## Aim of the exercise
Spot each line in the data below containing "JSON" and copy it.
:: Input ::
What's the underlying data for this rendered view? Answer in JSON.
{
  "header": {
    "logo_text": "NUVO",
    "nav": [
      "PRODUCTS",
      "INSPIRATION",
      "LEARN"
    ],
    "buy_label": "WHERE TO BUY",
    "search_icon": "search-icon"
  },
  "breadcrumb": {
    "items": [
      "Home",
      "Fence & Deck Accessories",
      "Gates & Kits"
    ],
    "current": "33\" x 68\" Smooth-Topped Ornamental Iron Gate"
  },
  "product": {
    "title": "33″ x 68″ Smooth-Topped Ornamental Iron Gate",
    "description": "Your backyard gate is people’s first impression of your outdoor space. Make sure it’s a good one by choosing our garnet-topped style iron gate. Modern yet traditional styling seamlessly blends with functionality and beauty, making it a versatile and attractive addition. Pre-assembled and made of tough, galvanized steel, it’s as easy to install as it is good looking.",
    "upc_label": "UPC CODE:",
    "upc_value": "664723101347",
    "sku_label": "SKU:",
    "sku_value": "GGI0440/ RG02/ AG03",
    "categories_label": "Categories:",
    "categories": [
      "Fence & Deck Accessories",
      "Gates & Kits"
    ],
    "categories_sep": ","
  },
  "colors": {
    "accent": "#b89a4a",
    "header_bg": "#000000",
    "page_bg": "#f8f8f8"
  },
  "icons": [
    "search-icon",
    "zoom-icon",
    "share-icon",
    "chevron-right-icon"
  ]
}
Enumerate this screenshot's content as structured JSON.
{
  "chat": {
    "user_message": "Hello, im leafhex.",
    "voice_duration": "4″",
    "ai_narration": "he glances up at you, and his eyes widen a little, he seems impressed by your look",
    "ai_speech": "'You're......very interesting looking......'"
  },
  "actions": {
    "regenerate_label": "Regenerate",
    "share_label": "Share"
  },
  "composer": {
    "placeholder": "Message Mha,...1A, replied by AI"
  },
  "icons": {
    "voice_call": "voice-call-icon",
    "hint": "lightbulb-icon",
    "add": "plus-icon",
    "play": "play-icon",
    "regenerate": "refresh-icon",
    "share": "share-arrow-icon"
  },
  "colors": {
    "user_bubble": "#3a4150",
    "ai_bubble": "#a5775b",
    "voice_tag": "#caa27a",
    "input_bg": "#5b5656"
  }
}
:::
## Finished task
What's the underlying data for this rendered view? Answer in JSON.
Enumerate this screenshot's content as structured JSON.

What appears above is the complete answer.